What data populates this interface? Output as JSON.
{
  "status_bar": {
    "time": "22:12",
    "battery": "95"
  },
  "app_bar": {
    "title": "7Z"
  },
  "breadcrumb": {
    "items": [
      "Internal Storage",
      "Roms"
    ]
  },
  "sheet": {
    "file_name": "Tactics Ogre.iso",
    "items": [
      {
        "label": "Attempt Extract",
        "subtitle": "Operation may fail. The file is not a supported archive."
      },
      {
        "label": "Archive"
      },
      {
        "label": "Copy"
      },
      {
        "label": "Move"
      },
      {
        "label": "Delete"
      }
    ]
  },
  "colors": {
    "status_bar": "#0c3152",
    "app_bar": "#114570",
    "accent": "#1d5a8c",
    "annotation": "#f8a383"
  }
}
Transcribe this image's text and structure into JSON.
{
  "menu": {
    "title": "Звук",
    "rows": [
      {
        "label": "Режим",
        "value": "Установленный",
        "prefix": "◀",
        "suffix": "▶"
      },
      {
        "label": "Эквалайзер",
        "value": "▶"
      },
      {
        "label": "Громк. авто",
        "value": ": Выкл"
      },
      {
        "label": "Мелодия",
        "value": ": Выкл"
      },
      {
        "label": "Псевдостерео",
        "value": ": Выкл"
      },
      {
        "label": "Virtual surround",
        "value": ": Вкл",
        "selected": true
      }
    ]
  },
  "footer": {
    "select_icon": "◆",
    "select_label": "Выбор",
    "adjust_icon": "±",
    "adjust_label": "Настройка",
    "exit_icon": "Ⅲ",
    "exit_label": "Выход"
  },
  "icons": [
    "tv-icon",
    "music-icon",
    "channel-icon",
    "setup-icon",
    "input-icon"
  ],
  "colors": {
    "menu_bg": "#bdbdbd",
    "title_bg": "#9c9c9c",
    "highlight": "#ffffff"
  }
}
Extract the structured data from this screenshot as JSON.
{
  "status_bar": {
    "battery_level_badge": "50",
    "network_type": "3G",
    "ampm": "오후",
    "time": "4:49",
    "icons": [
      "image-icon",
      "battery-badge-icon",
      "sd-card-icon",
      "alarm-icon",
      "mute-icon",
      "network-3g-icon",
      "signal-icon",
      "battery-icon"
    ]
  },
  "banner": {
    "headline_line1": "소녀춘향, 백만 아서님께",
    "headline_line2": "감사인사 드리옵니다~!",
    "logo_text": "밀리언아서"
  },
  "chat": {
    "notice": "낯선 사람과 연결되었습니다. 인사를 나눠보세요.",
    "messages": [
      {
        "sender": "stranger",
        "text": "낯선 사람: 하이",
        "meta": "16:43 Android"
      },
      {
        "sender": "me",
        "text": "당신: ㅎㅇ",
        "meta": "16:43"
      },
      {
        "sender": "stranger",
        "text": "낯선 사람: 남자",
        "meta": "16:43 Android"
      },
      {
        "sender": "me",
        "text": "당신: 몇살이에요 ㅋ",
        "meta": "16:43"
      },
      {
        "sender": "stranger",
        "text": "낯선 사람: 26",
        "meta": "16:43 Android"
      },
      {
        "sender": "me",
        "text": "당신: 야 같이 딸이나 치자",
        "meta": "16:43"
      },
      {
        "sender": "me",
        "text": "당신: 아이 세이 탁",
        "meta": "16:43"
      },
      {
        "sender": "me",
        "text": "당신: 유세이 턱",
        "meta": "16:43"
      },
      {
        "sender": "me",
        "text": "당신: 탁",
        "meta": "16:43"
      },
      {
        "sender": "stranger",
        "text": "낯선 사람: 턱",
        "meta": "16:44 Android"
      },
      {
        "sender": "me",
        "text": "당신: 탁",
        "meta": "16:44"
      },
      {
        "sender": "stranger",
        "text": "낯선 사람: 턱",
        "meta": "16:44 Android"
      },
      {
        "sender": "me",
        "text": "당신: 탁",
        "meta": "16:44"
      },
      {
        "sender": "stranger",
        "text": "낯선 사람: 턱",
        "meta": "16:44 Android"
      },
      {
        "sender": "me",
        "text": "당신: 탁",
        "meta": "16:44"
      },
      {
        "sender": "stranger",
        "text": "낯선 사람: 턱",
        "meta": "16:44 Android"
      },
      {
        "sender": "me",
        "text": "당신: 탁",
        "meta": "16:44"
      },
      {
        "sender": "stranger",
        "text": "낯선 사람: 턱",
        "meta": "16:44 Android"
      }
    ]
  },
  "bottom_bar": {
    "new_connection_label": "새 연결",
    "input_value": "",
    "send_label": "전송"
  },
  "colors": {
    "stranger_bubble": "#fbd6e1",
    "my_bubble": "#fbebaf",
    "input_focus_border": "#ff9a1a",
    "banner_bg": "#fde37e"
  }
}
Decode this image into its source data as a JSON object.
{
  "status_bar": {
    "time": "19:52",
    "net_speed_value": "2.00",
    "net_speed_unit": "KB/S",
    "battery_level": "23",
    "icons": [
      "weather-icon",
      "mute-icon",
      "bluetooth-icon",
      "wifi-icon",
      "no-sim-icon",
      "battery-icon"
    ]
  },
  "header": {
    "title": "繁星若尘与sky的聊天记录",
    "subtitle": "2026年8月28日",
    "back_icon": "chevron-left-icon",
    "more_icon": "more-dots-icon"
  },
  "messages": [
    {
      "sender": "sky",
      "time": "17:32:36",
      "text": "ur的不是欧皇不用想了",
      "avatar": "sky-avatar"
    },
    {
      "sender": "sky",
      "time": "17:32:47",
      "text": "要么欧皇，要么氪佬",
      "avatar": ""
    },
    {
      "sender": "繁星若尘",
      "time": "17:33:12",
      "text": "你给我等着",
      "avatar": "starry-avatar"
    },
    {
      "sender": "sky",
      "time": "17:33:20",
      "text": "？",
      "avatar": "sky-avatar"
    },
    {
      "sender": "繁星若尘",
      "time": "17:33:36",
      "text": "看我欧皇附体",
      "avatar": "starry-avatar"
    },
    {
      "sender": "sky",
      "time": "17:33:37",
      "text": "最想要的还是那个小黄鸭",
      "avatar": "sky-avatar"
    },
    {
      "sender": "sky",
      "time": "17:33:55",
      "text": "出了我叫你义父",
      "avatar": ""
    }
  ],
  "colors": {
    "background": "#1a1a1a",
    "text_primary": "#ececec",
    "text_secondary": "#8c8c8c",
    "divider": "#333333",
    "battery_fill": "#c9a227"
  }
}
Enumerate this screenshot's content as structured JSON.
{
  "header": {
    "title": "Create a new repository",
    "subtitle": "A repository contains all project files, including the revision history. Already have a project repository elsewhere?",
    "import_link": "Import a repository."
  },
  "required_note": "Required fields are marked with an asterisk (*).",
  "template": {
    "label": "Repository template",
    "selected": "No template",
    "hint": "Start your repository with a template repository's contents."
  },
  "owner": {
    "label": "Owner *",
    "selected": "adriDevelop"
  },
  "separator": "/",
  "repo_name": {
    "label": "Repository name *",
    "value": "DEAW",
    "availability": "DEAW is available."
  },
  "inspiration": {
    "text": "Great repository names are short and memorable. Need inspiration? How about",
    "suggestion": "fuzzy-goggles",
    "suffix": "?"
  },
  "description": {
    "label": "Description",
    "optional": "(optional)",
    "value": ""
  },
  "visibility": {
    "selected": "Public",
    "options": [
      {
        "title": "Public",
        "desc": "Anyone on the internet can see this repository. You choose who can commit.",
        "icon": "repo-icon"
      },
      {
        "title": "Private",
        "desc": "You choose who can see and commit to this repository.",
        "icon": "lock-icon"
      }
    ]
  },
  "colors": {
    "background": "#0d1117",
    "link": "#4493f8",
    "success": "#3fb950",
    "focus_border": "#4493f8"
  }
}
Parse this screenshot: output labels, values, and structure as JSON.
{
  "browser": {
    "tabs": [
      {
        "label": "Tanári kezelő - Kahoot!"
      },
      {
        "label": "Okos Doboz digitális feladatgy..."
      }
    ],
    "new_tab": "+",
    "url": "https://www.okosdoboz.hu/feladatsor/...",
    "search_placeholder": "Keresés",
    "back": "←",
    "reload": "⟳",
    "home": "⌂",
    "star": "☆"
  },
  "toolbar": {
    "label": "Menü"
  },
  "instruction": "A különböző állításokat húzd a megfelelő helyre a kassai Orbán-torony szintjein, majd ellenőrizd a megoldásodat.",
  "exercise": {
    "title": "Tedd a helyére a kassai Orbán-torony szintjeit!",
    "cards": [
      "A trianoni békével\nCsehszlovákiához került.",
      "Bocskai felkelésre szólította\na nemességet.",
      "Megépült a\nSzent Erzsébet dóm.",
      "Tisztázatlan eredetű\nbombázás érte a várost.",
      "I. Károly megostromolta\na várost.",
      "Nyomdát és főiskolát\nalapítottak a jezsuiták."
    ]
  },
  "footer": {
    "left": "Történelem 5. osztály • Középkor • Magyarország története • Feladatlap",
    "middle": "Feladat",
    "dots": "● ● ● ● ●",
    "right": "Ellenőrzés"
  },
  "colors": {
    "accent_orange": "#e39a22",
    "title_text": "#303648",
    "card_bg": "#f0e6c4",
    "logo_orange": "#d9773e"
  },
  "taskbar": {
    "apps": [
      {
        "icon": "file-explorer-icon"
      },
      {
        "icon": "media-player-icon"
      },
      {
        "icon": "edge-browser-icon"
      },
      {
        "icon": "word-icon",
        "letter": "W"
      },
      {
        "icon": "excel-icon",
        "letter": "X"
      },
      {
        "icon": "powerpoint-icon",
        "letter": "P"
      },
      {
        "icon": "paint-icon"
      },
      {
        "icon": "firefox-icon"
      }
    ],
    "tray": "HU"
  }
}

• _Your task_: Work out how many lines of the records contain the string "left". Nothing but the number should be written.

• _Result of this exercise_: 2